Rohnert Park family receives state resolution

Over 165 years ago, six families made the dangerous trek across the Sierra Mountains in covered wagons arriving only three weeks before the ill-fated Donner Party. Now, almost 200 years later, one of their direct descendants is still living on and farming the land that his ancestors bought so many years ago. 

Henry James (Jim) Anderson lives with his wife Grace and their two children, one of whom is a senior economics major at SSU, on the family property off Petaluma Hill Road. Because of the family’s continuous devotion to Sonoma County, the California State Assembly voted to grant the Anderson family a resolution and a flag that flew over the Sacramento on July 3. California State Senator Ben Hueso presented the resolution to the family on June 26.

This resolution recognizes the Anderson family as descendants of some of California’s founding pioneers, for their ongoing agricultural dedication, as well as Anderson’s contributions to both the state of California as well as to Sonoma County.     

Not only has the Anderson family been instrumental in the development of the county, but also of Sonoma State University. Before Rohnert Park became home to SSU, the Cooney family, who also crossed the prairie with Anderson’s family, owned the land upon which it is now built. Eventually the family fell on hard economic times and finally sold the land to the state of California. The deed for this transaction was signed in Anderson’s home and was witnessed by his father in 1959. The family still owns a copy of this deed, as well as the desk upon which it was signed. 

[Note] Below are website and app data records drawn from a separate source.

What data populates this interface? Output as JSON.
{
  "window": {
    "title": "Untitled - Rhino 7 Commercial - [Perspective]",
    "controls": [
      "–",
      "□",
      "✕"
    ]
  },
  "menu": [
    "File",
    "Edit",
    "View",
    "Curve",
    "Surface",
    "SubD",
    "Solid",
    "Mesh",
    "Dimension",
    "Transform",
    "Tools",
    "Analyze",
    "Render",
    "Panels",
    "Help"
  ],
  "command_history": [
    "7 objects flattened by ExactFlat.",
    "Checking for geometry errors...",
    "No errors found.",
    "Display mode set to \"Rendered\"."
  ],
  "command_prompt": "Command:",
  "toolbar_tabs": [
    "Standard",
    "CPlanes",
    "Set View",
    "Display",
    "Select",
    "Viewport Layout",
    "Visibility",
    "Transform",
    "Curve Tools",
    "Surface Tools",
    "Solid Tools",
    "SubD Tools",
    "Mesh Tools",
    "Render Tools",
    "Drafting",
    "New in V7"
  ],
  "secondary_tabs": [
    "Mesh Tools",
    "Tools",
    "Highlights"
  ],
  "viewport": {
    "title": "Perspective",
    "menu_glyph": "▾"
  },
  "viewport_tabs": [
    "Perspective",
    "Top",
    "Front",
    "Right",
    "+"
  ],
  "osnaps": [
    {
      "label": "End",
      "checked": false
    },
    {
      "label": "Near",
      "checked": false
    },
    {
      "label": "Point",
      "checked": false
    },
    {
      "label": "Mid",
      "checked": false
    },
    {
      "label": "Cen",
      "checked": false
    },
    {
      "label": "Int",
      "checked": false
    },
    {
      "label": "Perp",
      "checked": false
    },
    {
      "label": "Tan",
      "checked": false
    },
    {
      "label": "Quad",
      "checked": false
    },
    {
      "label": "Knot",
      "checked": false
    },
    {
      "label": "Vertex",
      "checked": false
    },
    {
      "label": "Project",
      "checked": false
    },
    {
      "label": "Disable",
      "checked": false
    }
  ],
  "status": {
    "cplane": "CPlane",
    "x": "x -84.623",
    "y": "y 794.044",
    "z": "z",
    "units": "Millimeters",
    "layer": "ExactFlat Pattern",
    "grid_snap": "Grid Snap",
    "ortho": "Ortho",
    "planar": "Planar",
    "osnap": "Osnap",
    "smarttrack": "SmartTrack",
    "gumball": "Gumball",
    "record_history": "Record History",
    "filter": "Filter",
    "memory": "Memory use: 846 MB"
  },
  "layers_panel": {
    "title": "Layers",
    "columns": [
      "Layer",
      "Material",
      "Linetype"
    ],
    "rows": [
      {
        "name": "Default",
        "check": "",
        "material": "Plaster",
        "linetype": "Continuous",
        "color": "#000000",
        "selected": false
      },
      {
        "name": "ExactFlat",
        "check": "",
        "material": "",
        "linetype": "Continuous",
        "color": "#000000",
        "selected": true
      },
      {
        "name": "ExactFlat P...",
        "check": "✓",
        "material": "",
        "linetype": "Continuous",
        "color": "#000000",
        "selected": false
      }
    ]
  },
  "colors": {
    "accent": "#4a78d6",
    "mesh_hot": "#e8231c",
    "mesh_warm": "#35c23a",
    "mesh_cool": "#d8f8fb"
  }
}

The university was not originally planned to be built in Rohnert Park since land in other places would have been roughly $300 cheaper.

“My father thought $300 was peanuts compared to how much culture the university would bring to the county,” said Anderson. “And this university is better than fantastic.” 

Anderson’s father was a friend and advisor to SSU’s first president, Ambrose Nichols, for five years. True to their love of the university, the Anderson family has continuously lent their support to the school. 

“I love being able to look out our bedroom window and see the Green Music Center all lit up and hear the music. It’s beautiful,” said Grace Anderson.

The family has also allowed the SSU geology department to conduct digs on their property, one of which yielded a Native American pestle and mortar.

“The Pomo and Miwok Indians used to live right across the creek from my family and were very friendly and helpful,” said Anderson.

It is this kind of cooperation and mutual respect that the Anderson family seeks to rely on in their interactions with the community at large. 

“The university is fantastic and we love what it’s brought to the community. Thousands of people drive by on Petaluma Hill Road every day and we just want people to know that we’re here,” said Grace Anderson. 

Following the resolution, the family has made plans to catalog their extensive knowledge and their vast collection of historical artifacts for the posterity of Sonoma County. 

“We have trunks and furniture that were brought over the mountains in the wagon trains,” said Anderson. Also among the family’s collection are family bibles, clothing, farming tools and daily logs. A number of the trees on the property outdate the family’s residence, and there are original buildings and fences as well. 

However, farming and animal husbandry aren’t the only things the family has done. 

In 1968 Kirk Kerkorian, former owner of MGM, hired Anderson to pioneer the livestock transportation industry. Anderson was one of 12 people to begin the practice of transporting livestock around the world via airplane using convertible planes. 

“I once flew around the world five times in six weeks and didn’t come home once,” said Anderson.

It is this kind of innovative and entrepreneurial spirit that has kept the ranch alive. As big corporations like Monsanto become increasingly popular it is also becoming harder for independently owned and operated ranches, like the Andersons’, to continue to profit. 

“Things get hard and you’ve got to get enough money to make things work,” said Anderson. Thus, the ranch is constantly evolving in order to achieve a balance between tradition and progress. 

It is the family’s hope that as they continue to change with the times that their contributions to the surrounding area will not be forgotten and that their presence will continue to be remembered.